A mentally challenged woman nearly cheated out of her house and forced onto the street is home.
And it’s thanks to the Throggs Neck community’s support.
But one of her saviors believes she may not be the only victim of this kind of misfortune.
In a story first reported in the Bronx Times Reporter in 2009, Geraldine Panattieri, 60, was found wandering the streets after being thrown out of the house at 1055 Edison Avenue where she had lived her entire life.
She spiraled downward after the death of a long-time boyfriend, Chris Nugent, who had paid her bills and made sure she took her medicine, neighbors said.
After a period off of her medication, she married Joseph Lillard, a neighbor 20 years younger, who had promised to take care of her. Instead, he booted her onto the streets.
When she walked into attorney Steve Kaufman’s office looking for help, she didn’t even realize she was married to Lillard. He also had also had her sign a quick-claim deed to her home for $10.
“She is an innocent lady who was exploited and taken advantage of every step of the way,” said Kaufman.
After much back and forth with the city and a court-appointed legal guardian, Kaufman and his assistant, Cathy Ziegler, got Panattieri hospitalized at Jacobi Medical Center and then a adult care facility while the case was sorted out in the courts.
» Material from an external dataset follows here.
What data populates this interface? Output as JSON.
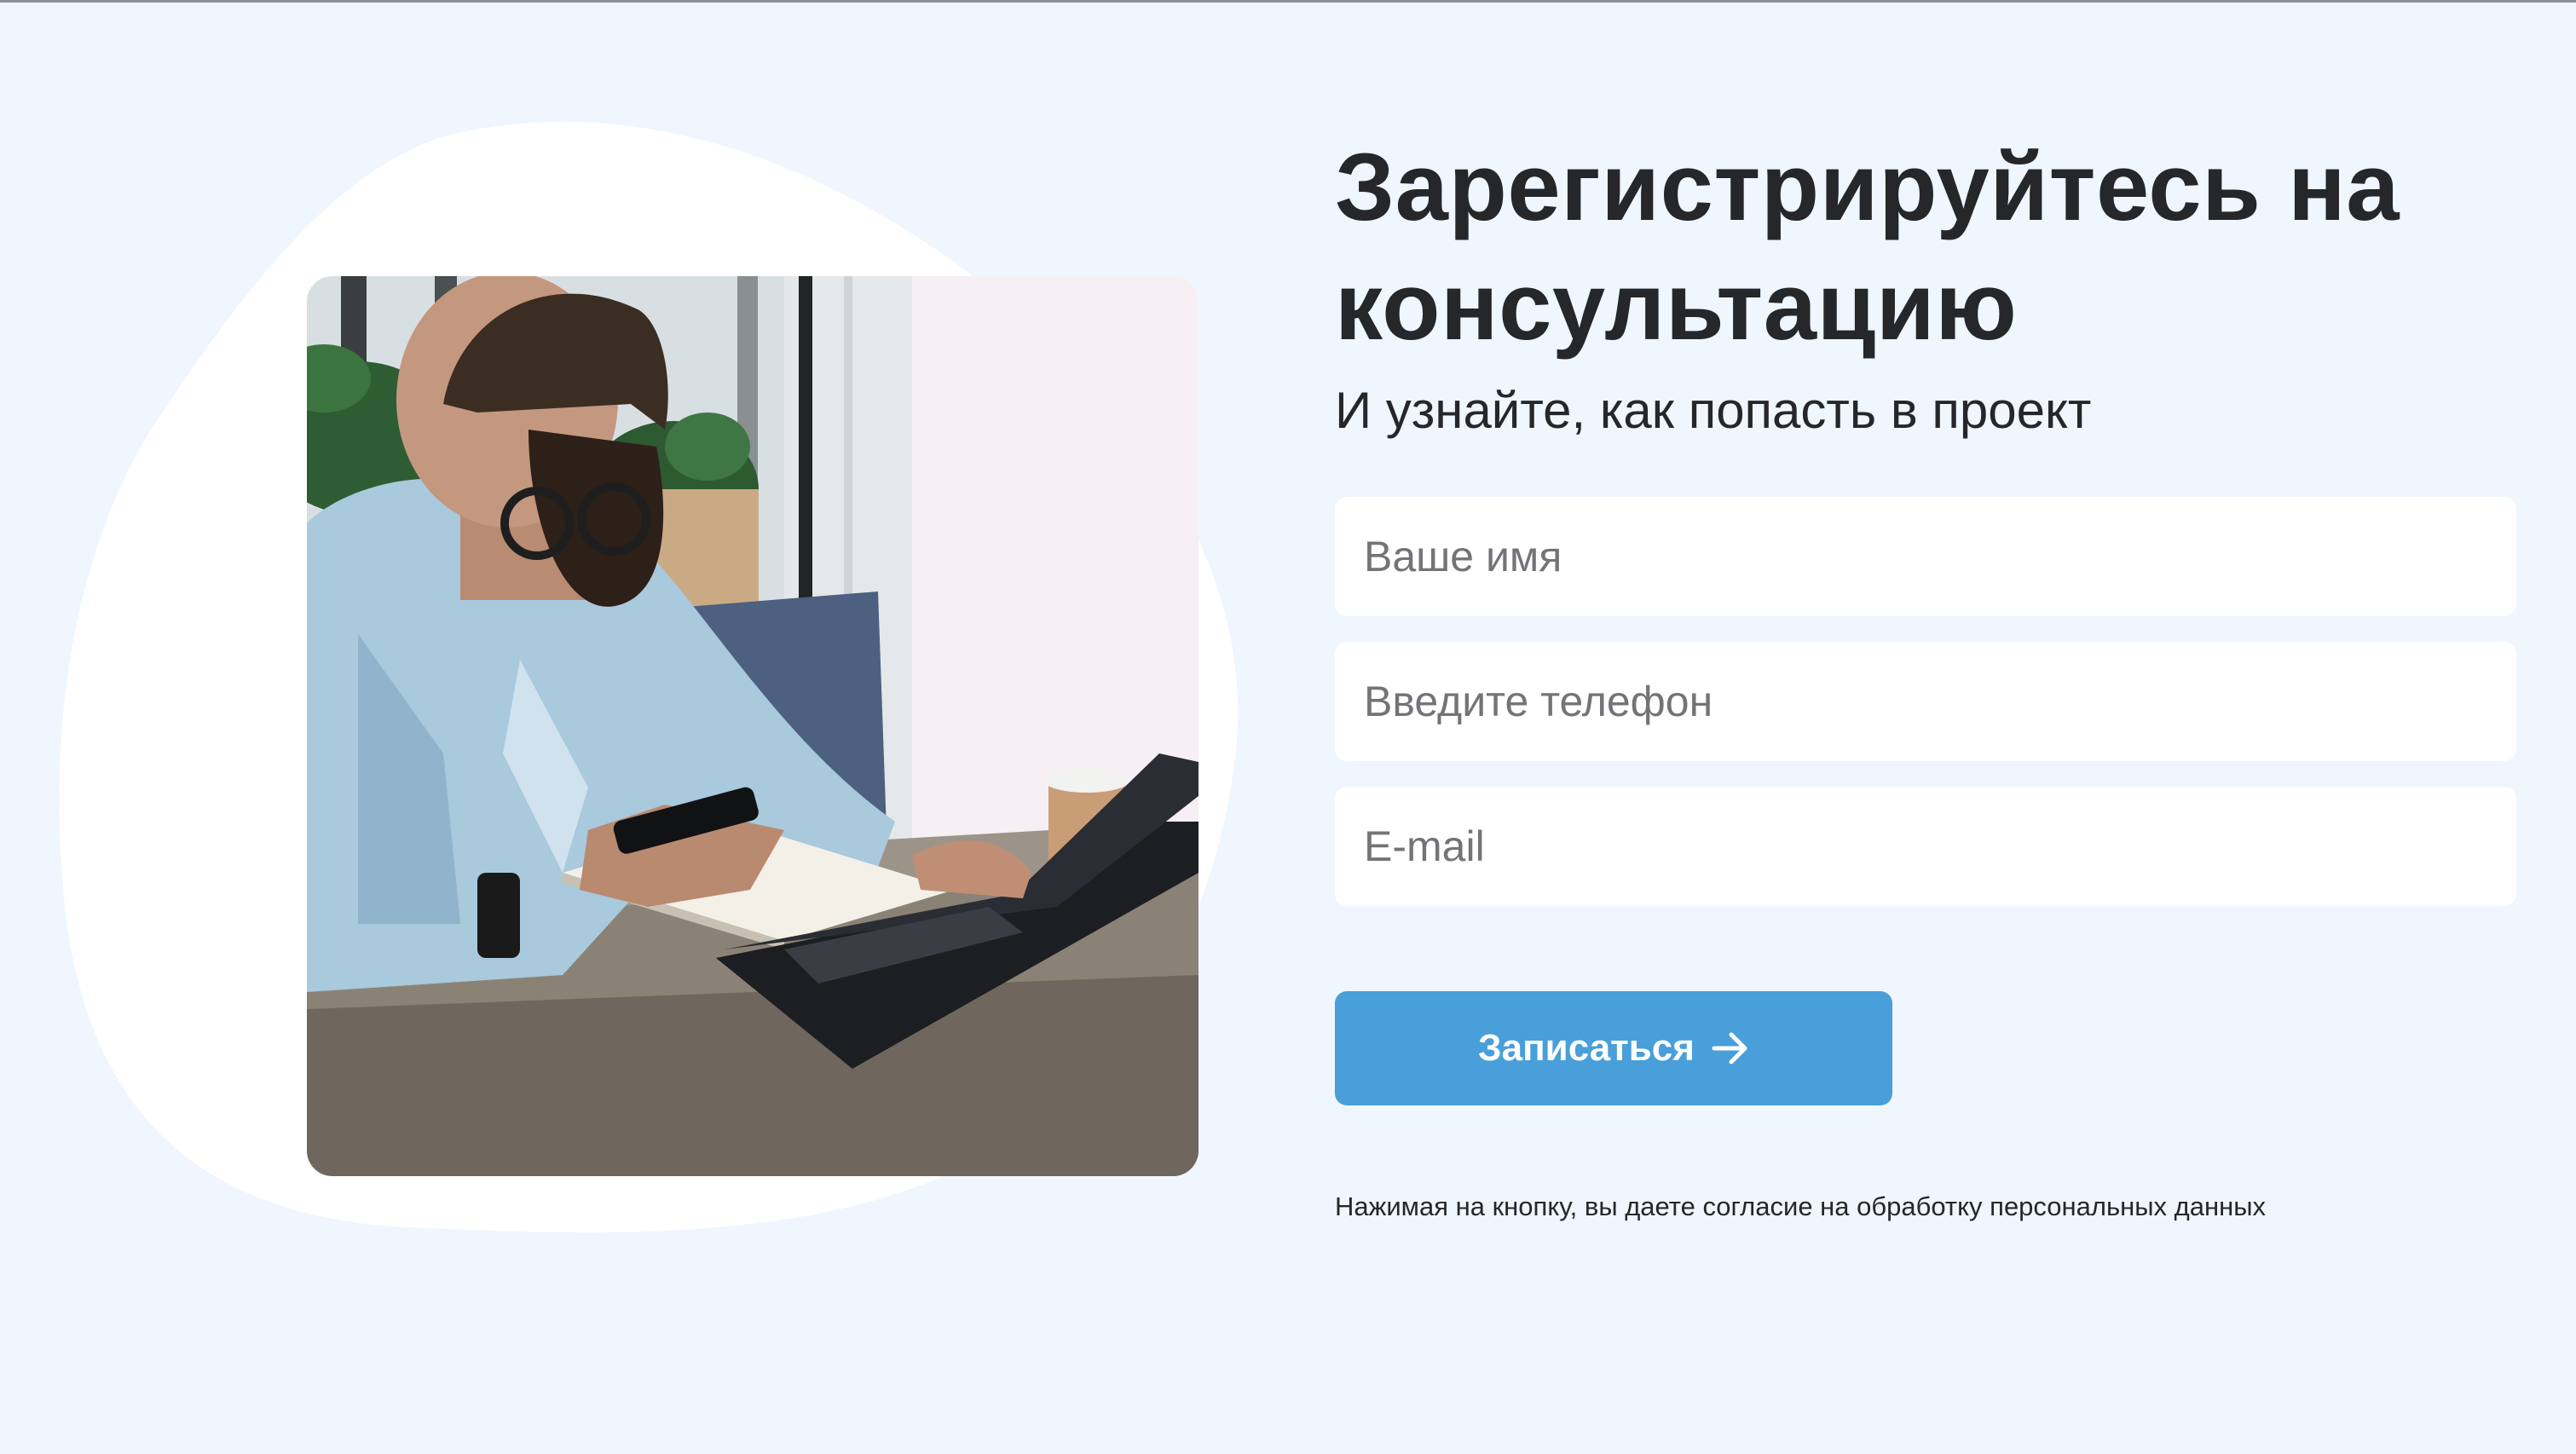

When she was first found homeless, Ziegler and others personally paid for a motel while the city’s Adult Protective Services was contacted. Kaufman and Ziegler then found an attorney to mount a pro-bono legal case on her behalf .
“I didn’t know that it would take this long,” Ziegler said, adding that many in the community helped to get Panattieri back home. Kaufman said that the community basically did the city’s job as the advocate she needed.
“It was an enormous effort,” he said. “The community fought and won for this lady. We had a great judge with the will to do what was right!”
Judge Wilma Guzman ruled June 16, 2010 that Panattieri was incapacitated when she married Lillard and signed her two-family home over to him. Guzman voided the sham marriage and ordered Lillard out of the house.
Bronx District Attorney Rob Johnson failed to bring any criminal action against Lillard.
But Kaufman said it was unacceptable that it took three years to accomplish and the community and not the city had to do the work. He doesn’t believe it was an isolated incident either.
“It seemed like every step we took there was an obstacle placed in our way, and it took a really long time,” Kaufman said. “It points to a systemic problem,” saying he knows of other similar cases involving family members taking advantage.
“If this happens to other people, how are we supposed to have justice?”
Neighbors held a welcome home party for Geraldine on June 3.
“If it were not for Mr. Kaufman, I would not be in my house,” Panattieri said. “I love living in Throggs Neck.”
Lillard, however, had trashed the house. But the community donated labor and furniture, Kaufman said.